(Collection entries)
•••••

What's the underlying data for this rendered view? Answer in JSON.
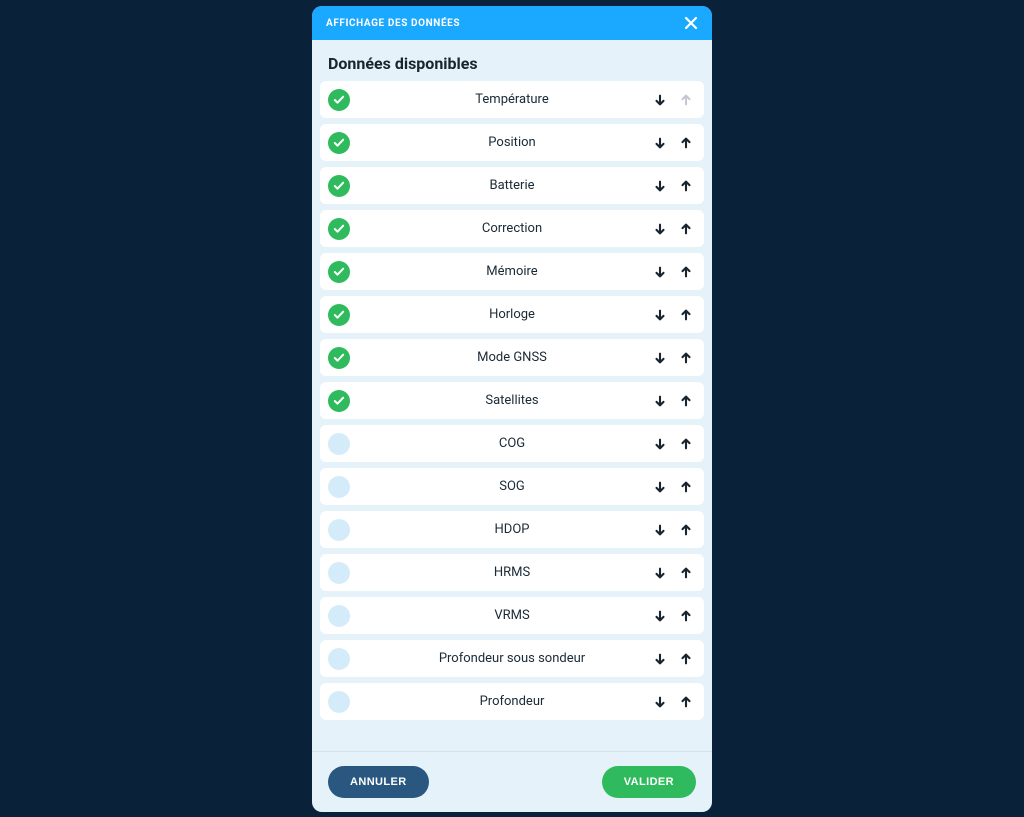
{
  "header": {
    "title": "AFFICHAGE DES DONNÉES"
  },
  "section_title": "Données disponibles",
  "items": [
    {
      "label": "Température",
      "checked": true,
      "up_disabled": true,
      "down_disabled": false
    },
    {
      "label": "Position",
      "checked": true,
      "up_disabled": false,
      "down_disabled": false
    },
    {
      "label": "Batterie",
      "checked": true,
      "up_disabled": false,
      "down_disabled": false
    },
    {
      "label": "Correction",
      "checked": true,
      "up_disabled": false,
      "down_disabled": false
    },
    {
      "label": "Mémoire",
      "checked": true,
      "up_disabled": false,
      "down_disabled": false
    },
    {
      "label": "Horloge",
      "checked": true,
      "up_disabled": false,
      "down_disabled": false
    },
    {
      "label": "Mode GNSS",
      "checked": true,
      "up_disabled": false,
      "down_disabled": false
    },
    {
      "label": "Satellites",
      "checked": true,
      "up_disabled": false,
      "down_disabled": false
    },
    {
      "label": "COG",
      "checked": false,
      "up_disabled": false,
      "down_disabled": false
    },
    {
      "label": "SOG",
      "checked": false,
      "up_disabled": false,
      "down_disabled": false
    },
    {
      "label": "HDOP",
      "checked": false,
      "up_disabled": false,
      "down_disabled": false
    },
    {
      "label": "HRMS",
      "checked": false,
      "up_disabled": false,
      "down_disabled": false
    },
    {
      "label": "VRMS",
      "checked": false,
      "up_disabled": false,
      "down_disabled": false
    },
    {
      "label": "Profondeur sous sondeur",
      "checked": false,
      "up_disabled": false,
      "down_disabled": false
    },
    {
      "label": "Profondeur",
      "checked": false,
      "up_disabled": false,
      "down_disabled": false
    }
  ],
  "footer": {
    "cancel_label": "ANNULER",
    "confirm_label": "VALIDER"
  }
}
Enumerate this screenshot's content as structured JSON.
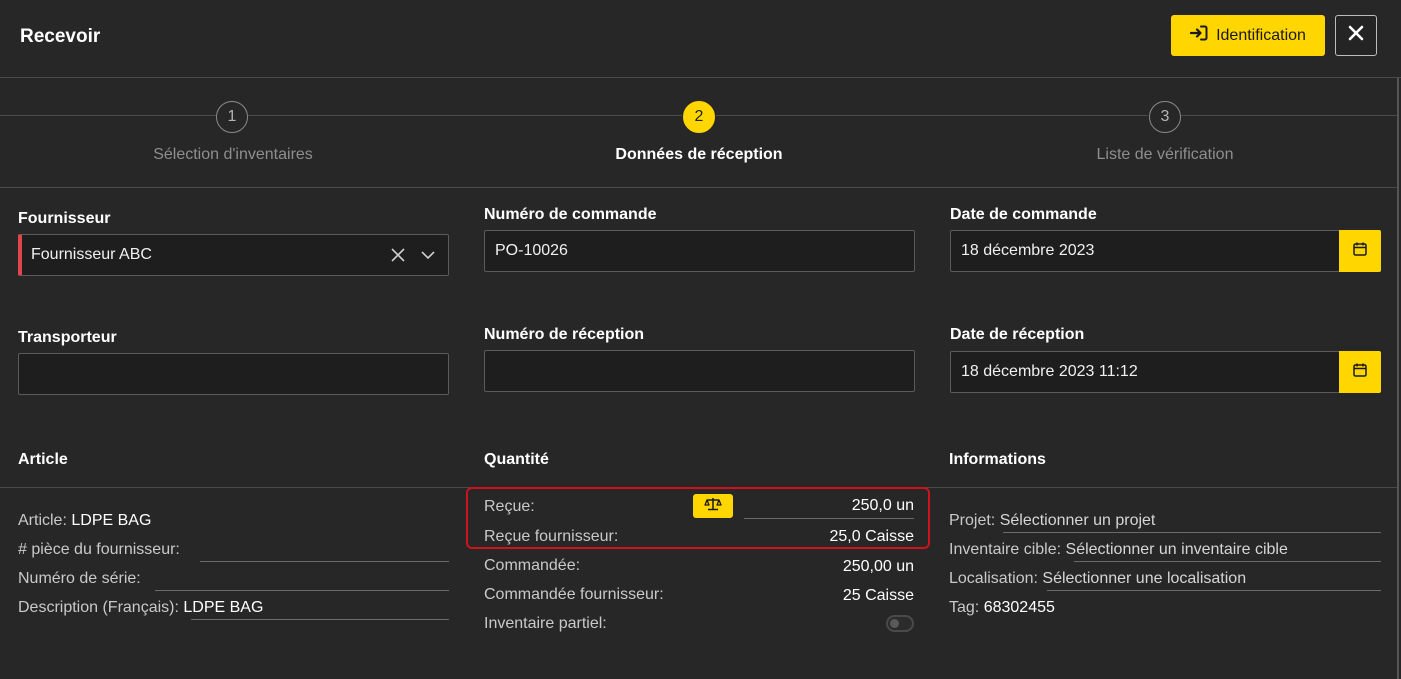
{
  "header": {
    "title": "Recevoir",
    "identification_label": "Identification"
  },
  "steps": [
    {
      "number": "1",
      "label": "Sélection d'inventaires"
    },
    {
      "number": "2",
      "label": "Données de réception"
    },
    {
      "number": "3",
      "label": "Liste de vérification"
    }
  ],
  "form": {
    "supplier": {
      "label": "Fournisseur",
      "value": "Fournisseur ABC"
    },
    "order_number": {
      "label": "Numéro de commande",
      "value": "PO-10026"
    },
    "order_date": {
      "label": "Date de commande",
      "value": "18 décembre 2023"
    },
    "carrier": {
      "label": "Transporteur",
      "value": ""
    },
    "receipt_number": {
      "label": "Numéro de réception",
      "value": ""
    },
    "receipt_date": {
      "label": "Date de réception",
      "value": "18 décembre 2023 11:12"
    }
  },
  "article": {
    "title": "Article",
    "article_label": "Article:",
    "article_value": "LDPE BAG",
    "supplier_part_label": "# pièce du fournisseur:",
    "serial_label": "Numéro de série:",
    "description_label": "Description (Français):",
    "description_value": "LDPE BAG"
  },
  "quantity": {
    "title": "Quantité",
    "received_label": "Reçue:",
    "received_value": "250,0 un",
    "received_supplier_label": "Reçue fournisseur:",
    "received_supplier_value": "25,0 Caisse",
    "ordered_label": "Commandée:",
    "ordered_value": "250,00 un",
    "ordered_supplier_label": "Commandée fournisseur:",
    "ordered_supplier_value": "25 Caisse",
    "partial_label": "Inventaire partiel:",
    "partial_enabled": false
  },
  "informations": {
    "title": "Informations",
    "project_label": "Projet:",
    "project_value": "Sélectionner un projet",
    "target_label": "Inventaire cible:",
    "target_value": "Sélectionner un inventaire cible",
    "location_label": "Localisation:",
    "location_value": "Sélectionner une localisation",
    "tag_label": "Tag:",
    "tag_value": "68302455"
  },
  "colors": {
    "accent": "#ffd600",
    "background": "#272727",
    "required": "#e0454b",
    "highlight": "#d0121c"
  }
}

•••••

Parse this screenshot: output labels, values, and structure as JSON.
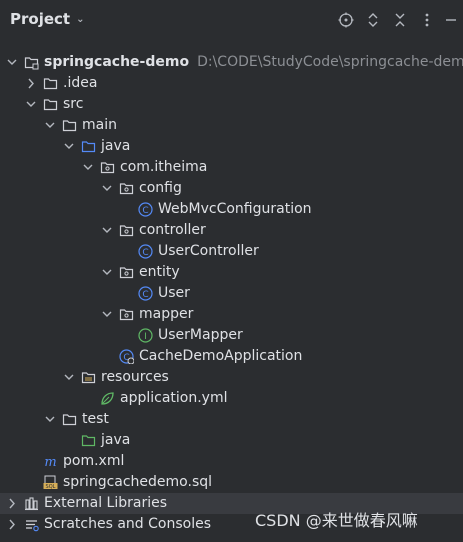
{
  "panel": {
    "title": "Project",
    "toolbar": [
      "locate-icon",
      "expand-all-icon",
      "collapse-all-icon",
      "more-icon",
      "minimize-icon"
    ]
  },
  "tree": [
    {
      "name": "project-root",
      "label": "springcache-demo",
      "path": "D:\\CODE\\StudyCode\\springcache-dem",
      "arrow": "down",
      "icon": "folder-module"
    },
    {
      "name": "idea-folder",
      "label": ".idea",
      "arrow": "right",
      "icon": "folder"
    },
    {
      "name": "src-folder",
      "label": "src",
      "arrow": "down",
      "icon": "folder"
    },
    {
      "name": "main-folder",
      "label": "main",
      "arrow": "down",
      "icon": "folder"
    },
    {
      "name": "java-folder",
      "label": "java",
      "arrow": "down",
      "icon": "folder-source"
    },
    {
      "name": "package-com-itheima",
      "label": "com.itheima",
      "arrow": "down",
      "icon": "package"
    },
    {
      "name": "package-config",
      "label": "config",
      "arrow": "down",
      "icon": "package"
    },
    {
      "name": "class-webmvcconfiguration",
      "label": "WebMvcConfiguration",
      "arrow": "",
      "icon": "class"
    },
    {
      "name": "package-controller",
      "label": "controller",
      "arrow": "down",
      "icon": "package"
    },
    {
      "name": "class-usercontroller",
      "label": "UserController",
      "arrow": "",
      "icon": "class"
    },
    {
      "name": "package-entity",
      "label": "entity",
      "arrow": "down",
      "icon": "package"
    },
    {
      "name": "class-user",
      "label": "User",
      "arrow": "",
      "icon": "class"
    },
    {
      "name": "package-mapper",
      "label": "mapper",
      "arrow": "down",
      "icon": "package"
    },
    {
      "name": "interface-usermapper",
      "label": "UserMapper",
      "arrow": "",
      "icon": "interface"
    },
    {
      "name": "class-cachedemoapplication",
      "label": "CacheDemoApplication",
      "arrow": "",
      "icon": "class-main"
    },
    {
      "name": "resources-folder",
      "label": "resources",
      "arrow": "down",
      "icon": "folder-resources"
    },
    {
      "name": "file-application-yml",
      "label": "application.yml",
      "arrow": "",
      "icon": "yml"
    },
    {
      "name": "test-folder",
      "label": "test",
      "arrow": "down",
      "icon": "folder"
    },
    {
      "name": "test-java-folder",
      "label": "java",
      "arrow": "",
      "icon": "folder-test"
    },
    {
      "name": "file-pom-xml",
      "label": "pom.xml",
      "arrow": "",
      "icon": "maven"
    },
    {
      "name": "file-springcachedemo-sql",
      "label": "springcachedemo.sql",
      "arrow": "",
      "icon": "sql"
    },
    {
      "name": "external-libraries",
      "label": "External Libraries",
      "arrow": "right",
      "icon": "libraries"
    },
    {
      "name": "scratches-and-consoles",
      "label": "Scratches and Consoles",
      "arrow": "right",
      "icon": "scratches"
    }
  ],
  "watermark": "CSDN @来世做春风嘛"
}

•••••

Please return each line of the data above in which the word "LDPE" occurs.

### PROBLEM SOLUTION
    "article_value": "LDPE BAG",
    "description_value": "LDPE BAG"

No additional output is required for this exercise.